There is no doubt that the UK has seen a resurgence in manufacturing over the last decade, with fashion being a key contributing industry. The British shoe industry, in particular, is making a slow but steady comeback with an ever increasing number of British shoe designers trying to get their shoes made in Britain.
With prestigious fashion colleges such as London College of Fashion offering a degree in Cordwainers Footwear, a course which is hugely popular, supporting industry bodies such as The British Footwear Association (BFA) and other wonderful websites set up to support Made In Britain products, it is easy to see why shoe design is a popular career choice, and the desire to make the shoes in the UK in increasing demand.
British Shoe Manufacturing
With a revival in British shoe manufacturing there has also been a revival of famous British shoe brands, in particular Rayne who were famous throughout the Twentieth Century and made shoes for film stars and various members of the Royal family.
England is no stranger to shoe making. It used to be a burgeoning industry, with its heart in Northampton (their football team is called The Cobblers!), which provided lifelong work for generations of families. Initially a highly skilled profession, the industrial revolution enabled mass production, and the shoe making industry greatly expanded and reduced costs. This helped encourage the concept of shoes as a fashion accessory and not strictly as a practical necessity. Both the first and second world war all but halted shoe making (other than for military purposes) but post WW2 developments in the industry such as using glue instead of stitching on the sole meant that shoes became even cheaper to make. At this time, other materials also started to be used for making the sole, again reducing costs.
England's shoe manufacturing strength was challenged in the late 50s and early 60s by overseas shoe imports from Italy, Portugal and Spain. The inability to compete on price saw British manufacturing capacity reduce to a point where, for the most part, only high end shoes could feasibly be made in England. England's shoe industry declined further with the introduction of even cheaper imports from China, Brazil and more recently India.

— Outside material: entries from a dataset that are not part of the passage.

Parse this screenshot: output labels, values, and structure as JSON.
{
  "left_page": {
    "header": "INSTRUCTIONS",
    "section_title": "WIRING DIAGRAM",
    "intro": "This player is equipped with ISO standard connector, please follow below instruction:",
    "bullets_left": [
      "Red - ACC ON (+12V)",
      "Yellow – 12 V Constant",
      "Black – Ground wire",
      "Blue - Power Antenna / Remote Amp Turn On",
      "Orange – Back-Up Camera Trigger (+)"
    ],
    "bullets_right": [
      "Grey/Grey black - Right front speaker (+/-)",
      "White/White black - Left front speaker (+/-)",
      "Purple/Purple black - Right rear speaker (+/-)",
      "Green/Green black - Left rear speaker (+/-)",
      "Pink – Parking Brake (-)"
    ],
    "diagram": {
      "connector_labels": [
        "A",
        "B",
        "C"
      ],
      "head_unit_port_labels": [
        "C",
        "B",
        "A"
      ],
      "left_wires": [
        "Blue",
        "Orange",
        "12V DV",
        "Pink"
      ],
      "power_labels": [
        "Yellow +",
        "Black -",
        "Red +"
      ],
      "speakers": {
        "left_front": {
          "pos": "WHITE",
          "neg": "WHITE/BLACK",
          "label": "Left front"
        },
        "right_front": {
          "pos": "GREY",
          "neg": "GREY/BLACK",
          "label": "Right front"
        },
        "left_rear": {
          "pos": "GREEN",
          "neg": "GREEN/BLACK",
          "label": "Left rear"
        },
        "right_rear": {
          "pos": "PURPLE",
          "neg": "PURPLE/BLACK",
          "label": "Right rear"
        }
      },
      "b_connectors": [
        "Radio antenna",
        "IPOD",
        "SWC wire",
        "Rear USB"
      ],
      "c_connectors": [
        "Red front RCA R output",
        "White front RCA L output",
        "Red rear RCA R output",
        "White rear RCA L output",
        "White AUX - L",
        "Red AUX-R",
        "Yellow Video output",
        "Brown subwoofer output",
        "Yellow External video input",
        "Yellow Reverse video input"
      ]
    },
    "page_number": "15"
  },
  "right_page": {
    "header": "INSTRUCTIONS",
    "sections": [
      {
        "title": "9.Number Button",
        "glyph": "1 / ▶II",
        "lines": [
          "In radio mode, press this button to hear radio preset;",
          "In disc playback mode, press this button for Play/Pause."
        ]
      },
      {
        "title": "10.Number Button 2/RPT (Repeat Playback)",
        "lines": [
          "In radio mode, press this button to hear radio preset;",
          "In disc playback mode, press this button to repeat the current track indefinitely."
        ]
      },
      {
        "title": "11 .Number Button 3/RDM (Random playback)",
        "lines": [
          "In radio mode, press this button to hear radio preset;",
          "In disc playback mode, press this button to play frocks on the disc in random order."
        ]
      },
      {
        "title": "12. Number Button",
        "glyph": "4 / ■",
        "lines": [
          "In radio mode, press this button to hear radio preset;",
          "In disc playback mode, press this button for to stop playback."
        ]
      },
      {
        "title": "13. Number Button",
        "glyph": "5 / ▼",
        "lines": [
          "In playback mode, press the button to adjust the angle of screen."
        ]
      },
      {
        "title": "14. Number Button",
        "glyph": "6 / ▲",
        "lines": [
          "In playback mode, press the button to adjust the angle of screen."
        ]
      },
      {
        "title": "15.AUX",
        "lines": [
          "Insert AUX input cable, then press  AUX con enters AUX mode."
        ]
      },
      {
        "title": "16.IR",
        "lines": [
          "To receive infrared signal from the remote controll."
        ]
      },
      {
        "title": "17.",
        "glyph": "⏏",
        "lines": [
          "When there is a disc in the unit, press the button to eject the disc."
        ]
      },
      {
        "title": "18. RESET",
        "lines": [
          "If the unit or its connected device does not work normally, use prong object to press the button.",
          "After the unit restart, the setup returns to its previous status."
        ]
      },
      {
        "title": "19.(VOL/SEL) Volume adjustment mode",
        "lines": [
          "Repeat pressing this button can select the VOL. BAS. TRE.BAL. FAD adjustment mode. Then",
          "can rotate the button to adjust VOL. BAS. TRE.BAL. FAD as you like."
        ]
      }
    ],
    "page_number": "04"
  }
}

There are still a handful of sizeable shoe factories in England that continue to make quality shoes, mostly focusing on men's shoes, such a Church's and Barker. Sadly only a few factories make shoes for smaller brands, hence the need for shoe companies to look to Europe for their shoe manufacturing needs. However, British shoe designers are celebrated the world over for their imagination, attention to detail and creative ideas. Jimmy Choo founder Tamara Mellon, Nicholas Kirkwood, Charlotte Olympia, Rupert Sanderson and Sophia Webster all hail from the UK and have huge worldwide fan bases. Many of these and other less well known British shoe designers are keen to support British shoe manufacturing where possible. One way to do this is by creating a Made In England range, something that we at Sargasso & Grey are proud to offer. All of our bridal shoes are also handmade in Endland.
Our English Collection
Our Handmade in England collection is lovingly made in East London by a family of cobblers who have been making shoes for well over 30 years. What they don't know about shoe making probably isn't worth knowing! Our decision to make the shoes to order is driven partly by our desire to offer a wider range of material and colour choices, meaning it just would not be feasible to keep that many choices of shoe in stock. Luckily the shoe factory is very willing to make the shoes to order just so long as we give them sufficient time to make the shoes and deliver them. An important part of the shoe manufacturing process is to keep the shoe on the last for as long as possible, giving the shoe a better shape. In allowing our factory ample time to make the shoe we are also affording them ample time to last the shoe. We think you'll find it worth the wait when you try our shoes!